Problem requirements -
Type out the data again, word for word and in full.
►
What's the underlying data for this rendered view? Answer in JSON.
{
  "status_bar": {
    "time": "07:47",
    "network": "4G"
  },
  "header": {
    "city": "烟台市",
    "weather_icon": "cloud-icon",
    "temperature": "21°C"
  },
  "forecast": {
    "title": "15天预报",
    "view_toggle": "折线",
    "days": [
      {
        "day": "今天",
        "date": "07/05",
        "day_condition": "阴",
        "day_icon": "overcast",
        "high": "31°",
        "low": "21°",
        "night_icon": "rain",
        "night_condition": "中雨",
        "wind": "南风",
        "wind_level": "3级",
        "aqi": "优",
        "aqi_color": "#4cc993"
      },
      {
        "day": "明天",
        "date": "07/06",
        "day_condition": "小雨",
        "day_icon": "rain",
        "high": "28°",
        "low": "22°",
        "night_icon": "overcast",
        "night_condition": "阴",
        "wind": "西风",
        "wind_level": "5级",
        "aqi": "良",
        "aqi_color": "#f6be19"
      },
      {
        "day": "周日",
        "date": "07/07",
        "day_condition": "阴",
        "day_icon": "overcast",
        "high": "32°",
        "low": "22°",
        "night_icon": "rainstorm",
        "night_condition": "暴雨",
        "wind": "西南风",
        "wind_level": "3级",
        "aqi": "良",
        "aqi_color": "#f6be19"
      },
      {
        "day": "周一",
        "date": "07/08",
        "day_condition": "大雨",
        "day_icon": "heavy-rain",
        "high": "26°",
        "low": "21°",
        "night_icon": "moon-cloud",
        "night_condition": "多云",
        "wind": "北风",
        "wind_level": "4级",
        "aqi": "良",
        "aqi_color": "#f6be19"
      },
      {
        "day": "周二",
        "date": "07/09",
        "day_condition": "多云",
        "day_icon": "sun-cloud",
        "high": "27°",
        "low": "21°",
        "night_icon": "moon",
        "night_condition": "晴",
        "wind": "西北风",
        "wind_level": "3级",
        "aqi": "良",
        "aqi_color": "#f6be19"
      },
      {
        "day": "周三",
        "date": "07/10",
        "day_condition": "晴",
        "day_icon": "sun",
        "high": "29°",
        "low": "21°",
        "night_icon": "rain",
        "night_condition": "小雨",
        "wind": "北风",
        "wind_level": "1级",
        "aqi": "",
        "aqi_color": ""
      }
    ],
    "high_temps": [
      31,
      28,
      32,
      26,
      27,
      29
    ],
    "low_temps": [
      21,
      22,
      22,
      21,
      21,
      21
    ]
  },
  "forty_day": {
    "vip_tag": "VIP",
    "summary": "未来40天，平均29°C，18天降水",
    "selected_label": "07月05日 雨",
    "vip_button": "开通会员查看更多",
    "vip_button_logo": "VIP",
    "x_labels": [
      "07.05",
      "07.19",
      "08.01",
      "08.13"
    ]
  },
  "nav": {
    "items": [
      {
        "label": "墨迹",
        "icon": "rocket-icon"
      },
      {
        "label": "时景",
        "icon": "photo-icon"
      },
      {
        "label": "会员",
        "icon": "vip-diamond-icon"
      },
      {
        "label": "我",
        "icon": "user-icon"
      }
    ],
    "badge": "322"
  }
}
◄
Solution for this exercise -
What's the underlying data for this rendered view? Answer in JSON.
{
  "status_bar": {
    "time": "07:47",
    "network": "4G"
  },
  "header": {
    "city": "烟台市",
    "weather_icon": "cloud-icon",
    "temperature": "21°C"
  },
  "forecast": {
    "title": "15天预报",
    "view_toggle": "折线",
    "days": [
      {
        "day": "今天",
        "date": "07/05",
        "day_condition": "阴",
        "day_icon": "overcast",
        "high": "31°",
        "low": "21°",
        "night_icon": "rain",
        "night_condition": "中雨",
        "wind": "南风",
        "wind_level": "3级",
        "aqi": "优",
        "aqi_color": "#4cc993"
      },
      {
        "day": "明天",
        "date": "07/06",
        "day_condition": "小雨",
        "day_icon": "rain",
        "high": "28°",
        "low": "22°",
        "night_icon": "overcast",
        "night_condition": "阴",
        "wind": "西风",
        "wind_level": "5级",
        "aqi": "良",
        "aqi_color": "#f6be19"
      },
      {
        "day": "周日",
        "date": "07/07",
        "day_condition": "阴",
        "day_icon": "overcast",
        "high": "32°",
        "low": "22°",
        "night_icon": "rainstorm",
        "night_condition": "暴雨",
        "wind": "西南风",
        "wind_level": "3级",
        "aqi": "良",
        "aqi_color": "#f6be19"
      },
      {
        "day": "周一",
        "date": "07/08",
        "day_condition": "大雨",
        "day_icon": "heavy-rain",
        "high": "26°",
        "low": "21°",
        "night_icon": "moon-cloud",
        "night_condition": "多云",
        "wind": "北风",
        "wind_level": "4级",
        "aqi": "良",
        "aqi_color": "#f6be19"
      },
      {
        "day": "周二",
        "date": "07/09",
        "day_condition": "多云",
        "day_icon": "sun-cloud",
        "high": "27°",
        "low": "21°",
        "night_icon": "moon",
        "night_condition": "晴",
        "wind": "西北风",
        "wind_level": "3级",
        "aqi": "良",
        "aqi_color": "#f6be19"
      },
      {
        "day": "周三",
        "date": "07/10",
        "day_condition": "晴",
        "day_icon": "sun",
        "high": "29°",
        "low": "21°",
        "night_icon": "rain",
        "night_condition": "小雨",
        "wind": "北风",
        "wind_level": "1级",
        "aqi": "",
        "aqi_color": ""
      }
    ],
    "high_temps": [
      31,
      28,
      32,
      26,
      27,
      29
    ],
    "low_temps": [
      21,
      22,
      22,
      21,
      21,
      21
    ]
  },
  "forty_day": {
    "vip_tag": "VIP",
    "summary": "未来40天，平均29°C，18天降水",
    "selected_label": "07月05日 雨",
    "vip_button": "开通会员查看更多",
    "vip_button_logo": "VIP",
    "x_labels": [
      "07.05",
      "07.19",
      "08.01",
      "08.13"
    ]
  },
  "nav": {
    "items": [
      {
        "label": "墨迹",
        "icon": "rocket-icon"
      },
      {
        "label": "时景",
        "icon": "photo-icon"
      },
      {
        "label": "会员",
        "icon": "vip-diamond-icon"
      },
      {
        "label": "我",
        "icon": "user-icon"
      }
    ],
    "badge": "322"
  }
}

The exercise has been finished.